** Opening WORKING DATA block **
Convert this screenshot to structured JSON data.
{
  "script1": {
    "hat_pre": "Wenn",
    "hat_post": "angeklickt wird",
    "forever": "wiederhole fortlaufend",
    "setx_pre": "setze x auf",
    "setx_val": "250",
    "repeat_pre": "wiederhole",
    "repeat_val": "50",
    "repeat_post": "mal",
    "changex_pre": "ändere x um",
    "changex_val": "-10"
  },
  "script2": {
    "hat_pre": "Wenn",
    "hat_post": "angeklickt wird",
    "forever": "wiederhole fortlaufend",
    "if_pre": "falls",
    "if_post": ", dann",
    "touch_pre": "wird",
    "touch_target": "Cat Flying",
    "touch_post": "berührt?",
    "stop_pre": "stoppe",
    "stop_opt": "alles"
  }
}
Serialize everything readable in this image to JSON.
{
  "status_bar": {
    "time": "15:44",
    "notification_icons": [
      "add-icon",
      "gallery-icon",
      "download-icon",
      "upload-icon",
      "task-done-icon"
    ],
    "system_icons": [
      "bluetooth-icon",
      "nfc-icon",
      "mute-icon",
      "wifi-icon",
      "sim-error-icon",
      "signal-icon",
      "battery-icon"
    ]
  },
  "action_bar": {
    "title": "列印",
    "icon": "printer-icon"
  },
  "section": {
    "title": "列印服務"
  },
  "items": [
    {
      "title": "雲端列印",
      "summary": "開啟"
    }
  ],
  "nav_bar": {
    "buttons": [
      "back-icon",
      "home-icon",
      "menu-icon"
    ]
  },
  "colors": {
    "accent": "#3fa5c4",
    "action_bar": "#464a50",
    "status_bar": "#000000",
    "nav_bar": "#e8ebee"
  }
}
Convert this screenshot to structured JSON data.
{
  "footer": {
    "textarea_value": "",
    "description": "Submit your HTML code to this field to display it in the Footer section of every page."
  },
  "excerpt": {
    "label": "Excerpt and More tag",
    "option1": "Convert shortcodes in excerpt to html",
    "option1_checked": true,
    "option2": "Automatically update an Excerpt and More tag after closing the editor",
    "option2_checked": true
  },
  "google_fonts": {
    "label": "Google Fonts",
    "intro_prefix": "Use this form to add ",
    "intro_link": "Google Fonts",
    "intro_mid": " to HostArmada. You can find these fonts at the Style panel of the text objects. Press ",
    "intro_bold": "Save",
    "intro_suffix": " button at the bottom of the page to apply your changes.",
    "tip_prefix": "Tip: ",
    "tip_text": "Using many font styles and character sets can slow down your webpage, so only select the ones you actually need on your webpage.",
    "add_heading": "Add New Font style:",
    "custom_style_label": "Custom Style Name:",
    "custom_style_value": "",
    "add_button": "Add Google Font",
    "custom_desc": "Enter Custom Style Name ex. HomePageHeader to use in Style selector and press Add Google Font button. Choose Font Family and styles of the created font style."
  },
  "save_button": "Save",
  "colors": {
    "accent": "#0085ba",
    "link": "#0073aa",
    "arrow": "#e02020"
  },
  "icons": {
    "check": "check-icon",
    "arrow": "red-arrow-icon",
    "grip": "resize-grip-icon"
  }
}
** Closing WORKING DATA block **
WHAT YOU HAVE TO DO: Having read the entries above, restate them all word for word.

EXERCISE RESPONSE:
Convert this screenshot to structured JSON data.
{
  "script1": {
    "hat_pre": "Wenn",
    "hat_post": "angeklickt wird",
    "forever": "wiederhole fortlaufend",
    "setx_pre": "setze x auf",
    "setx_val": "250",
    "repeat_pre": "wiederhole",
    "repeat_val": "50",
    "repeat_post": "mal",
    "changex_pre": "ändere x um",
    "changex_val": "-10"
  },
  "script2": {
    "hat_pre": "Wenn",
    "hat_post": "angeklickt wird",
    "forever": "wiederhole fortlaufend",
    "if_pre": "falls",
    "if_post": ", dann",
    "touch_pre": "wird",
    "touch_target": "Cat Flying",
    "touch_post": "berührt?",
    "stop_pre": "stoppe",
    "stop_opt": "alles"
  }
}
Serialize everything readable in this image to JSON.
{
  "status_bar": {
    "time": "15:44",
    "notification_icons": [
      "add-icon",
      "gallery-icon",
      "download-icon",
      "upload-icon",
      "task-done-icon"
    ],
    "system_icons": [
      "bluetooth-icon",
      "nfc-icon",
      "mute-icon",
      "wifi-icon",
      "sim-error-icon",
      "signal-icon",
      "battery-icon"
    ]
  },
  "action_bar": {
    "title": "列印",
    "icon": "printer-icon"
  },
  "section": {
    "title": "列印服務"
  },
  "items": [
    {
      "title": "雲端列印",
      "summary": "開啟"
    }
  ],
  "nav_bar": {
    "buttons": [
      "back-icon",
      "home-icon",
      "menu-icon"
    ]
  },
  "colors": {
    "accent": "#3fa5c4",
    "action_bar": "#464a50",
    "status_bar": "#000000",
    "nav_bar": "#e8ebee"
  }
}
Convert this screenshot to structured JSON data.
{
  "footer": {
    "textarea_value": "",
    "description": "Submit your HTML code to this field to display it in the Footer section of every page."
  },
  "excerpt": {
    "label": "Excerpt and More tag",
    "option1": "Convert shortcodes in excerpt to html",
    "option1_checked": true,
    "option2": "Automatically update an Excerpt and More tag after closing the editor",
    "option2_checked": true
  },
  "google_fonts": {
    "label": "Google Fonts",
    "intro_prefix": "Use this form to add ",
    "intro_link": "Google Fonts",
    "intro_mid": " to HostArmada. You can find these fonts at the Style panel of the text objects. Press ",
    "intro_bold": "Save",
    "intro_suffix": " button at the bottom of the page to apply your changes.",
    "tip_prefix": "Tip: ",
    "tip_text": "Using many font styles and character sets can slow down your webpage, so only select the ones you actually need on your webpage.",
    "add_heading": "Add New Font style:",
    "custom_style_label": "Custom Style Name:",
    "custom_style_value": "",
    "add_button": "Add Google Font",
    "custom_desc": "Enter Custom Style Name ex. HomePageHeader to use in Style selector and press Add Google Font button. Choose Font Family and styles of the created font style."
  },
  "save_button": "Save",
  "colors": {
    "accent": "#0085ba",
    "link": "#0073aa",
    "arrow": "#e02020"
  },
  "icons": {
    "check": "check-icon",
    "arrow": "red-arrow-icon",
    "grip": "resize-grip-icon"
  }
}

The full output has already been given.